▶ Problem to work on
Look for "其作用类似于变频器作用于普通交流马达" in the records and copy every line that has it.

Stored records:
>>
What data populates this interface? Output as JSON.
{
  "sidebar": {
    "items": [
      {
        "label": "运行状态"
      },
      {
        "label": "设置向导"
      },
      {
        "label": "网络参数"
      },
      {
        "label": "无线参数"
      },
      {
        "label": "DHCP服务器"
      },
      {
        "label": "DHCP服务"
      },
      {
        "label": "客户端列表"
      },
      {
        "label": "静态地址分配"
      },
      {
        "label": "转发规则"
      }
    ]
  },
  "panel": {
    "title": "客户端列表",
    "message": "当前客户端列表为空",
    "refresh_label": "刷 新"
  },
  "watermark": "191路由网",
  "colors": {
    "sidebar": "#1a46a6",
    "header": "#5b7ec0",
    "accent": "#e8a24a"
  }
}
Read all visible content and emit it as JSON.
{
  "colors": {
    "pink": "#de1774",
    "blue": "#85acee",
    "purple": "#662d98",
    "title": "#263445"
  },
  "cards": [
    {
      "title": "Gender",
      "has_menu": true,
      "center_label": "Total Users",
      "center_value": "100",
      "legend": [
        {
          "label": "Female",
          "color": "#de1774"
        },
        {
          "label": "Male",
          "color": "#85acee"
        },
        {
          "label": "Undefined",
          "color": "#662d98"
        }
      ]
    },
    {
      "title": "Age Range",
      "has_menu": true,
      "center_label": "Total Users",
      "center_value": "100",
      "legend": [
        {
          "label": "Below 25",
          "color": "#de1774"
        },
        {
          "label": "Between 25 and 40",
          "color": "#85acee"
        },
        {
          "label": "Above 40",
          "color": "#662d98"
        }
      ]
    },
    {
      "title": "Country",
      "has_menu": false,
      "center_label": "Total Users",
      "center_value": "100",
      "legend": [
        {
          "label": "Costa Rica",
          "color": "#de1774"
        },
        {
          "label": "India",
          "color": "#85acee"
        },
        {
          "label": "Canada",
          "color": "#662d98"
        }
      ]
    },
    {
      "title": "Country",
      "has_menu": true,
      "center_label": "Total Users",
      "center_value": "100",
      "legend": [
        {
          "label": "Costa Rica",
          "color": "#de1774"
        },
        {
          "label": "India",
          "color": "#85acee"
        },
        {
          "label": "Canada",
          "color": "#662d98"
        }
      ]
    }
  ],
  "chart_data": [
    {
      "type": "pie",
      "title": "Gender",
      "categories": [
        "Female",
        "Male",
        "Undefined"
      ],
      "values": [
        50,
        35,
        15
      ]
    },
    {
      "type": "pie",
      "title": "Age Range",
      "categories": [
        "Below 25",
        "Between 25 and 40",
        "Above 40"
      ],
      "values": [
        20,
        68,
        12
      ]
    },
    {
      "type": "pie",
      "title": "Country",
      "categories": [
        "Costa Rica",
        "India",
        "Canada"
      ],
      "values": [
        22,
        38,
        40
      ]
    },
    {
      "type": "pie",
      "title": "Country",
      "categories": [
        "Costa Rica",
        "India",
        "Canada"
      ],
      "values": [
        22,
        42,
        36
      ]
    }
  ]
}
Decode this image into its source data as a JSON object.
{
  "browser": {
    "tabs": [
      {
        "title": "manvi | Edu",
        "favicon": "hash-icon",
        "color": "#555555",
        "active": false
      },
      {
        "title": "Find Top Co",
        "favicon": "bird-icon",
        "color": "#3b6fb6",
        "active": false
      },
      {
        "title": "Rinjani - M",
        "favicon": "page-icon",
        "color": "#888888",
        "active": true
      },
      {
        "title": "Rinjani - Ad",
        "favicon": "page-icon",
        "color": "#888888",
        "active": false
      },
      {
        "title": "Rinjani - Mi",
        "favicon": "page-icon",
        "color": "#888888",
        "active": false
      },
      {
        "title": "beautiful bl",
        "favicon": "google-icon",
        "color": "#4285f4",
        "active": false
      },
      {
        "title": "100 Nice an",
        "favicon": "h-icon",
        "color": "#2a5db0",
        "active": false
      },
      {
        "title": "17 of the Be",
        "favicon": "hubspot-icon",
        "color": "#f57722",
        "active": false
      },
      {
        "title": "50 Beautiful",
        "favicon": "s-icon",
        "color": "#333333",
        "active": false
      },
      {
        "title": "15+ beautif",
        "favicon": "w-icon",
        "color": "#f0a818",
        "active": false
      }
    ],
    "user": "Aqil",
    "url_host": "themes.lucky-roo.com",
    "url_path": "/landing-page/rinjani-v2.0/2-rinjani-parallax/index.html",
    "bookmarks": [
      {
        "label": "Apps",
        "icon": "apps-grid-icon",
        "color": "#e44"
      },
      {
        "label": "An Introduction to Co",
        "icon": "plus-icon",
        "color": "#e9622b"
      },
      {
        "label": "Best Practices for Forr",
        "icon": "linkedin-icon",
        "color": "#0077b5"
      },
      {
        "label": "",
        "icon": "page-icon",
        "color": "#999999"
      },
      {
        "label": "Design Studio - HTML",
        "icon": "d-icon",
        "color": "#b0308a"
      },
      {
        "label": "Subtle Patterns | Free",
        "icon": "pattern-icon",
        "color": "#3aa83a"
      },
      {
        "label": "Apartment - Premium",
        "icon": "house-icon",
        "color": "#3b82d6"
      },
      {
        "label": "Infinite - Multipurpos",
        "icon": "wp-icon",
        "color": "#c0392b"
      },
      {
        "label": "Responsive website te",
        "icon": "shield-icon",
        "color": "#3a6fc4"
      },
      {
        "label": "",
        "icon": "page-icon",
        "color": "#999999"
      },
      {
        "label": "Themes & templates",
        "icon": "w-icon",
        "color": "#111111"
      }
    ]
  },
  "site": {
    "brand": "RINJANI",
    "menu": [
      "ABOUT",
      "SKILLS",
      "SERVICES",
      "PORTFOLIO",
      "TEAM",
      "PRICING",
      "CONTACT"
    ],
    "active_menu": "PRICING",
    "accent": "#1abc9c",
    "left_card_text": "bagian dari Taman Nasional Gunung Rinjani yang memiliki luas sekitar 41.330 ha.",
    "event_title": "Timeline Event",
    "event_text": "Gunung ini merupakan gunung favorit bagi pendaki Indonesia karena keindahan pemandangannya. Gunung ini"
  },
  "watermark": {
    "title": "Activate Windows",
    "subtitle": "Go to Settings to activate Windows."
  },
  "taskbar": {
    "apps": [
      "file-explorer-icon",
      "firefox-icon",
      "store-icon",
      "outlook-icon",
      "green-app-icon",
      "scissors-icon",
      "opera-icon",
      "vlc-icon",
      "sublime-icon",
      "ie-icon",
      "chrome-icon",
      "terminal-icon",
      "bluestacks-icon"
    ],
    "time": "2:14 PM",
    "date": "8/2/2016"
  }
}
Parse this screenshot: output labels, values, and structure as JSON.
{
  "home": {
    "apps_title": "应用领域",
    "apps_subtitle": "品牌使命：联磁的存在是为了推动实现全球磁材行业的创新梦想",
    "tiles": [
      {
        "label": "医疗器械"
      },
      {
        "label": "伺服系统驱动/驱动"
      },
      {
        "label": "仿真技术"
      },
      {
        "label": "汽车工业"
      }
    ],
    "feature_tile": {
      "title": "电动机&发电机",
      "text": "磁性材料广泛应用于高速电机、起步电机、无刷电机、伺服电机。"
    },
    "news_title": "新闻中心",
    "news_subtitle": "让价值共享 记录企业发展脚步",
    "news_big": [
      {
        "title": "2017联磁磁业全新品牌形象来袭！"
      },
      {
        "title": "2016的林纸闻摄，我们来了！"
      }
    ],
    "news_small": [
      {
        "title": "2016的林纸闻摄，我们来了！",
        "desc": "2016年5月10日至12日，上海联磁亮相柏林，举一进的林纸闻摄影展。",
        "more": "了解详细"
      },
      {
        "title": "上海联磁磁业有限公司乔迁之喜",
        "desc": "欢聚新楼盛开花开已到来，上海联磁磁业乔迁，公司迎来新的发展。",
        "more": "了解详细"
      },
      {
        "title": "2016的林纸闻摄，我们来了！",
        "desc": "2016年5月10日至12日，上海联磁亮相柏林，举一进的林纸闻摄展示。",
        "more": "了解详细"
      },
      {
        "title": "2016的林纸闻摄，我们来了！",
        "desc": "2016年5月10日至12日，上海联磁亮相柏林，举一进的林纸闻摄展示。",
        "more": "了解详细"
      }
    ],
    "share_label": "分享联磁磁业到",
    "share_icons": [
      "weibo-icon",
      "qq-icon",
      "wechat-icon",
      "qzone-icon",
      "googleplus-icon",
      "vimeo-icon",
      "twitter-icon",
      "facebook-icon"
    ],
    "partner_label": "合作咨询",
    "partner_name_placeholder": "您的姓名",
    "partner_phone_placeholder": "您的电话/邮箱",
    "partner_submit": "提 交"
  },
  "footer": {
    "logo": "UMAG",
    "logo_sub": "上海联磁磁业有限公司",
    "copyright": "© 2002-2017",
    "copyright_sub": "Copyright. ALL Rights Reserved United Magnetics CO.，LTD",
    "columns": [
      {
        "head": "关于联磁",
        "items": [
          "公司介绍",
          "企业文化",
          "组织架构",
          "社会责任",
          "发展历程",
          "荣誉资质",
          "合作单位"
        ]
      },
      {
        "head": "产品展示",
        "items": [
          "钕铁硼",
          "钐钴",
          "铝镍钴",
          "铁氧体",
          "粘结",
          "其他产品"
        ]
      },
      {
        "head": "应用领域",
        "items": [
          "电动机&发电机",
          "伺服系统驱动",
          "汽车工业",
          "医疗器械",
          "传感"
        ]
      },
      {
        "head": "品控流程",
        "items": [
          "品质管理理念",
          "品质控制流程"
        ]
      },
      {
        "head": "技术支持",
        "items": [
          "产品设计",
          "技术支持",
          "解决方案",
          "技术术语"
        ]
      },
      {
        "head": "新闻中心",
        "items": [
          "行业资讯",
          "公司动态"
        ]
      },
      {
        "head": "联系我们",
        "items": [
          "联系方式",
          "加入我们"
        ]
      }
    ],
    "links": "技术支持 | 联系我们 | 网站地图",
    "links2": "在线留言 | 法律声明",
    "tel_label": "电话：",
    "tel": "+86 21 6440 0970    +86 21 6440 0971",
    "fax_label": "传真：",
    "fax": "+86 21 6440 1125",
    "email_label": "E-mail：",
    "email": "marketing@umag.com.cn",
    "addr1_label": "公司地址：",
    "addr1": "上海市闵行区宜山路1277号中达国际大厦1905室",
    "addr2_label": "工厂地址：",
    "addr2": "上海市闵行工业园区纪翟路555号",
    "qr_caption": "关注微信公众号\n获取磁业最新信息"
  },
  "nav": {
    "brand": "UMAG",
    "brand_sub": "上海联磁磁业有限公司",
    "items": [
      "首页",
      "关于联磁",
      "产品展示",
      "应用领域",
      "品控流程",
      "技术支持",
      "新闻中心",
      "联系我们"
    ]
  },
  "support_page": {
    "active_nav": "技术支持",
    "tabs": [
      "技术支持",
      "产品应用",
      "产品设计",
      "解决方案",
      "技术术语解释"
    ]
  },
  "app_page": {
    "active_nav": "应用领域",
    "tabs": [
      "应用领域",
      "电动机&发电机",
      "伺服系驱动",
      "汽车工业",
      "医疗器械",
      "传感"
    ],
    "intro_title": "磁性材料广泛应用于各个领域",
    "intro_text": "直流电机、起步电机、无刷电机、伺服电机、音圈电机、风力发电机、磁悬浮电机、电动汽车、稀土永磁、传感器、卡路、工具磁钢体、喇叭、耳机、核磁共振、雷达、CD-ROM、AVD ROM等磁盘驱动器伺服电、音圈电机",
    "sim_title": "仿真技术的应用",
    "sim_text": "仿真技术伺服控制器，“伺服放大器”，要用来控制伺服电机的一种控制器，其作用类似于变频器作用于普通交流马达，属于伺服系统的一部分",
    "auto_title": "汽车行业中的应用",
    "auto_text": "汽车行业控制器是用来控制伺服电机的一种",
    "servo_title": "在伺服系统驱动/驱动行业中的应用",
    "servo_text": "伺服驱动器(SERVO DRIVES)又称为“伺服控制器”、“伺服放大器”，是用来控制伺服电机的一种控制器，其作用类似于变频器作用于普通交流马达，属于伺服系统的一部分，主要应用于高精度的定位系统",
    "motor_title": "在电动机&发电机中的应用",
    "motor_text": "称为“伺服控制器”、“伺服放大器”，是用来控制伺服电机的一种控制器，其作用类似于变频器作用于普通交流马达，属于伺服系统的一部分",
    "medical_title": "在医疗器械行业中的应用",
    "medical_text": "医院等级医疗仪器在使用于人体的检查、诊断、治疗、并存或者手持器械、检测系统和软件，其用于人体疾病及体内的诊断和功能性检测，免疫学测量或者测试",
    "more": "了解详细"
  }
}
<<
▶ Reply
    "sim_text": "仿真技术伺服控制器，“伺服放大器”，要用来控制伺服电机的一种控制器，其作用类似于变频器作用于普通交流马达，属于伺服系统的一部分",
    "servo_text": "伺服驱动器(SERVO DRIVES)又称为“伺服控制器”、“伺服放大器”，是用来控制伺服电机的一种控制器，其作用类似于变频器作用于普通交流马达，属于伺服系统的一部分，主要应用于高精度的定位系统",
    "motor_text": "称为“伺服控制器”、“伺服放大器”，是用来控制伺服电机的一种控制器，其作用类似于变频器作用于普通交流马达，属于伺服系统的一部分",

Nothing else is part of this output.